Joe Wilkins writes his truths straight from the broken heart of a broken land. When I read his personal stories, so lyrically and wondrously imagined, I feel a beautiful and sometimes terrifying emotion rise up in me–mythic, redemptive, and sustaining. If you want to read what matters, read this. -Kim Barnes, author of In the Kingdom of Men and In the Wilderness: Coming of Age in Unknown Country
Joe Wilkins grew up hard in the middle of nowhere—the bent-back, make-do world of the driest, loneliest country in all Montana—and after reading this memoir about the West, about myth, about manhood, about grief and transcendence, I felt at once heartbroken and hopeful and ultimately awed by his ability to twist sentences like barbed wire, his voice wondrously rich with dirt-and-gravel poetry. -Benjamin Percy, author of The Wilding and Refresh, Refresh
Joe Wilkins grew up on the enormous plains of eastern Montana. He found plenty to respect and revere and plenty to escape. And he learned the stories and how to tell them. The Mountain and the Fathers is vivid and compelling. We’re reading it in Montana in order to understand ourselves. And for the pure pleasure we find in the storytelling. -William Kittredge, author of Owning It All and A Hole in the Sky

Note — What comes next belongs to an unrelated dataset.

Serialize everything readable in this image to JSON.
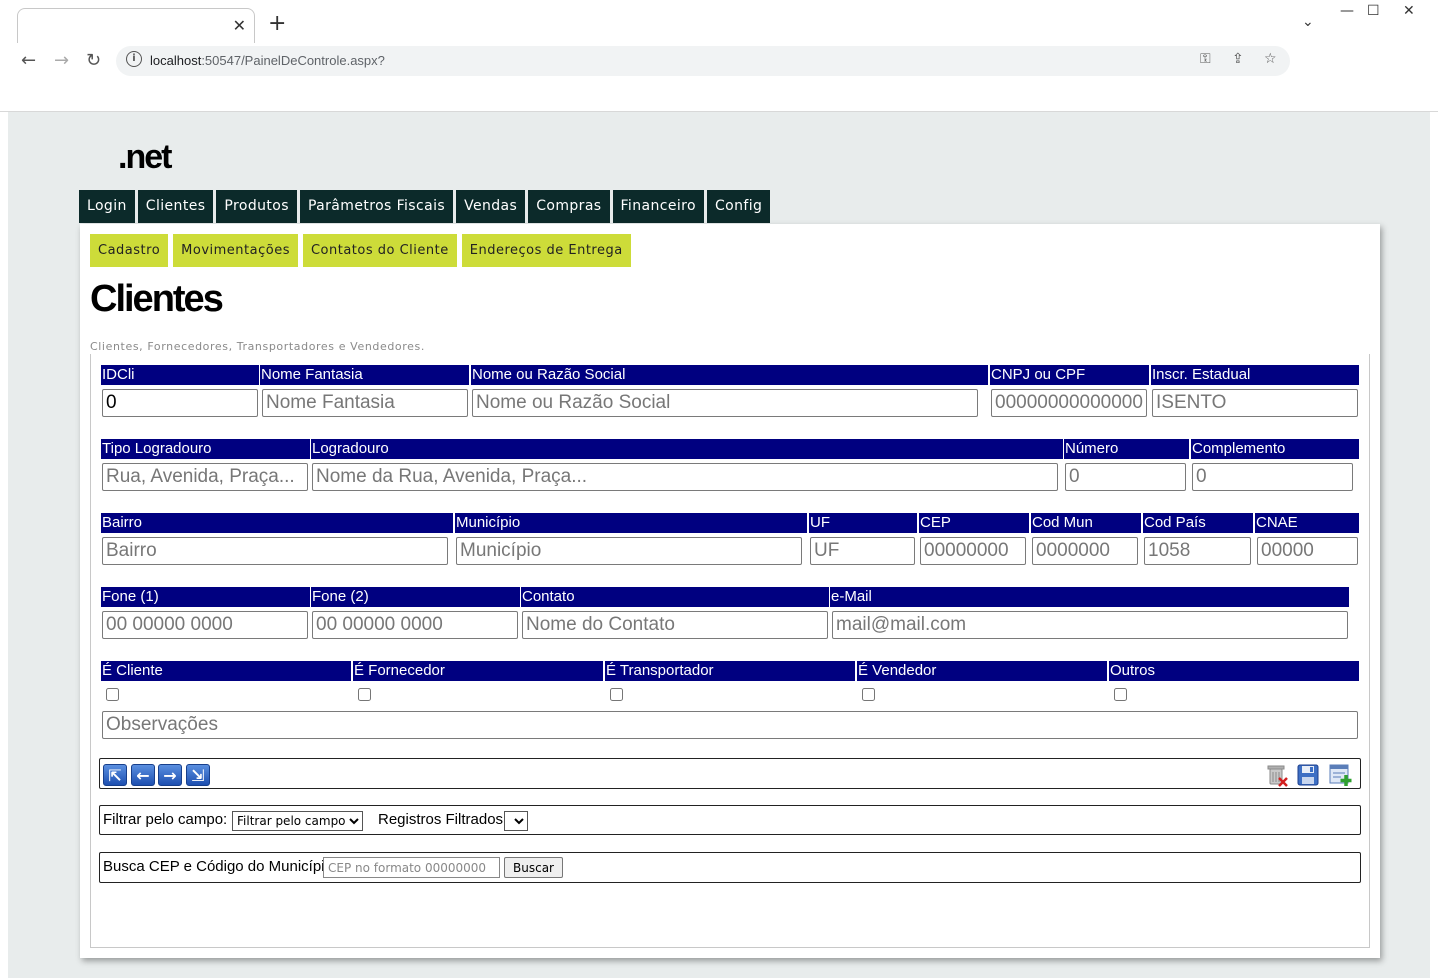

Joe Wilkins’ sketches of life in Montana’s Big Dry country, north of Billings and halfway to nowhere, are filled with a potent combination of loving poetry and bitter nostalgia. You can smell the sage and wild onions and feel how this land apart forms and twists those who live there, and sometimes kills them. Wilkins’ search for his father –and for himself – takes its own twist: the Big Dry may care nothing for pilgrims and father seekers, but it marks its own as surely as a father marks a son. -John N. Maclean, son of Norman Maclean and author of Fire on the Mountain